“When Coach Kampmann did, is he instilled in all of us a spirit of competition that today – and I am 73 – I still have with all my heart. Anyone who knows me, knows that.
“But what he also did is he instilled competition with decency. And that’s what set Coach Kampmann apart and that’s why this stadium is named for him. And that’s why there were hundreds of people who turned out for his birthday party a year and a half ago.
“Coach Kampmann, at his retirement from Uni, some 30 years ago, told my wife – who is here now – that he always thought that I ran better than I could. And I think that says much more about Coach Kampmann than it does about me, because it shows what he was able to pull out of his athletes. …
“When I started Uni – and I say this with all respect – Mel Patton was my hero. He truly was. When I graduated Uni, Coach Kampmann was. Thank you.”
Kampmann reminisced about his path from Gompers Junior High School to Dorsey, where his team ended a Uni undefeated streak and earned the respect of Pursell, who recommended him as his successor. (Kampmann tells the story in greater length in this post from his 90th birthday party a year ago.)
After his remarks, Davidson, Kampmann and Shirley Patton stood next to the unveiled plaques of Cavanaugh, Coach K, Mel Patton and the donors, to the delight of the attendees and more than 100 cameras preserving a memory that took 90 years to create.
I am so pleased to have heard about this! Coach K left an indelible mark on my life. Mr Stein, above, put it perfectly: “he instilled competition with decency.” And it was with that, that I was motivated to try my very best each and every day. I have done my best to pass these lessons on my son.

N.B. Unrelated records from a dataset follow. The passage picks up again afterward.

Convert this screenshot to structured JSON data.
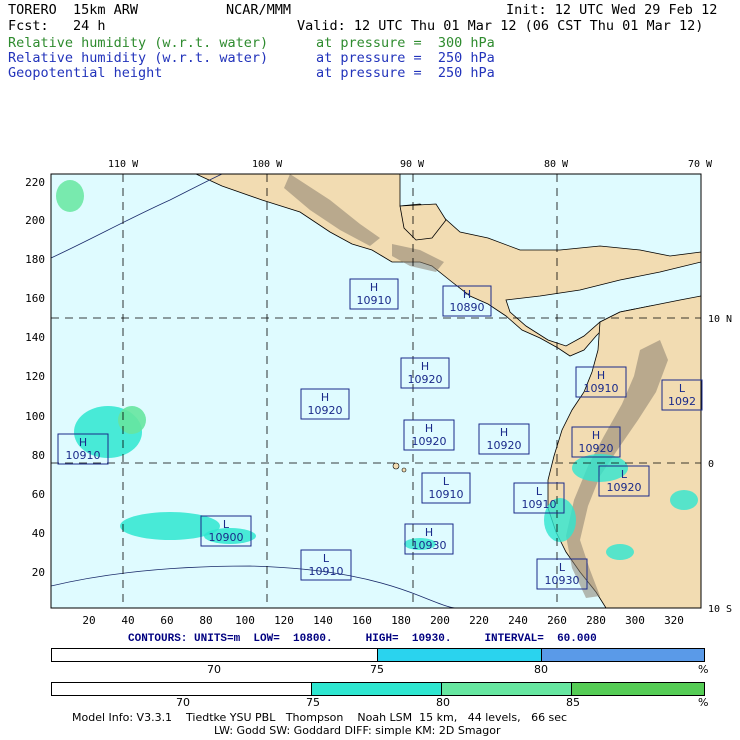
{
  "header": {
    "model": "TORERO  15km ARW",
    "org": "NCAR/MMM",
    "init": "Init: 12 UTC Wed 29 Feb 12",
    "fcst": "Fcst:   24 h",
    "valid": "Valid: 12 UTC Thu 01 Mar 12 (06 CST Thu 01 Mar 12)",
    "fields": [
      {
        "name": "Relative humidity (w.r.t. water)",
        "level": "at pressure =  300 hPa",
        "color": "#2e8b2e"
      },
      {
        "name": "Relative humidity (w.r.t. water)",
        "level": "at pressure =  250 hPa",
        "color": "#2233bb"
      },
      {
        "name": "Geopotential height",
        "level": "at pressure =  250 hPa",
        "color": "#2233bb"
      }
    ]
  },
  "map": {
    "top_lon_labels": [
      "110 W",
      "100 W",
      "90 W",
      "80 W",
      "70 W"
    ],
    "right_lat_labels": [
      "10 N",
      "0",
      "10 S"
    ],
    "left_ticks": [
      "220",
      "200",
      "180",
      "160",
      "140",
      "120",
      "100",
      "80",
      "60",
      "40",
      "20"
    ],
    "bottom_ticks": [
      "20",
      "40",
      "60",
      "80",
      "100",
      "120",
      "140",
      "160",
      "180",
      "200",
      "220",
      "240",
      "260",
      "280",
      "300",
      "320"
    ],
    "highs_lows": [
      {
        "type": "H",
        "value": "10910"
      },
      {
        "type": "H",
        "value": "10890"
      },
      {
        "type": "H",
        "value": "10920"
      },
      {
        "type": "H",
        "value": "10920"
      },
      {
        "type": "H",
        "value": "10920"
      },
      {
        "type": "H",
        "value": "10920"
      },
      {
        "type": "H",
        "value": "10910"
      },
      {
        "type": "H",
        "value": "10910"
      },
      {
        "type": "H",
        "value": "10920"
      },
      {
        "type": "L",
        "value": "10920"
      },
      {
        "type": "L",
        "value": "1092"
      },
      {
        "type": "L",
        "value": "10910"
      },
      {
        "type": "L",
        "value": "10910"
      },
      {
        "type": "L",
        "value": "10900"
      },
      {
        "type": "H",
        "value": "10930"
      },
      {
        "type": "L",
        "value": "10910"
      },
      {
        "type": "L",
        "value": "10930"
      }
    ],
    "colors": {
      "ocean": "#dffbff",
      "land": "#f2dcb2",
      "terrain": "#8a7f70"
    }
  },
  "contours_line": "CONTOURS: UNITS=m  LOW=  10800.     HIGH=  10930.     INTERVAL=  60.000",
  "colorbar_blue": {
    "labels": [
      "70",
      "75",
      "80",
      "%"
    ],
    "colors": [
      "#ffffff",
      "#2ad3ee",
      "#5a9ae8"
    ]
  },
  "colorbar_green": {
    "labels": [
      "70",
      "75",
      "80",
      "85",
      "%"
    ],
    "colors": [
      "#ffffff",
      "#2ee6d0",
      "#66e6a0",
      "#55cc55"
    ]
  },
  "footer": {
    "line1": "Model Info: V3.3.1    Tiedtke YSU PBL   Thompson    Noah LSM  15 km,   44 levels,   66 sec",
    "line2": "LW: Godd SW: Goddard DIFF: simple KM: 2D Smagor"
  }
}
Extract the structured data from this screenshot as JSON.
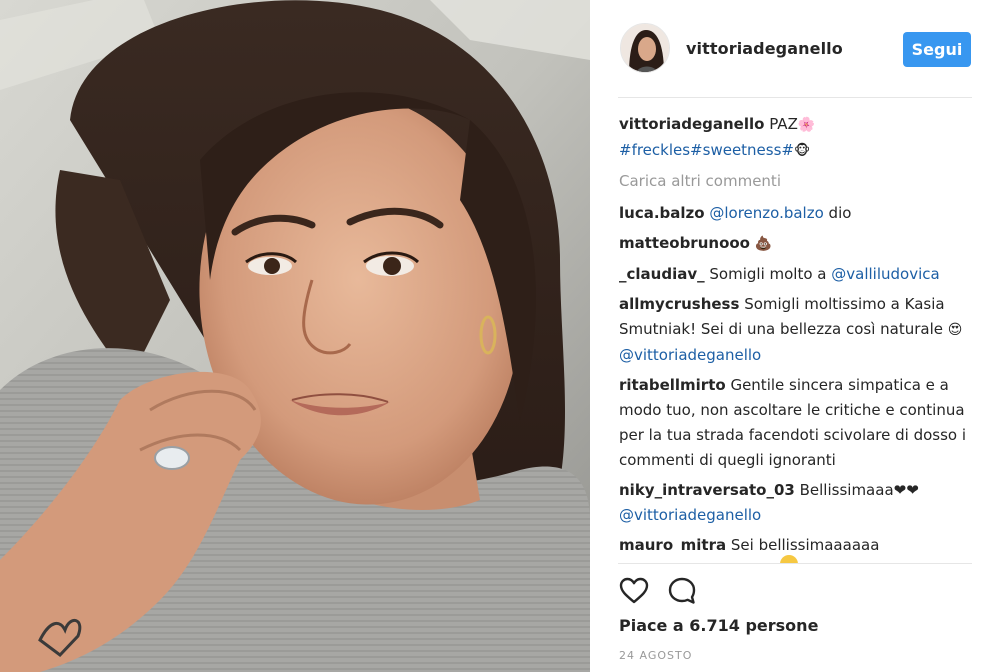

Congratulations, Coach K! But most of all, “thank you” for everything you taught me!
Pole Vault (81-83)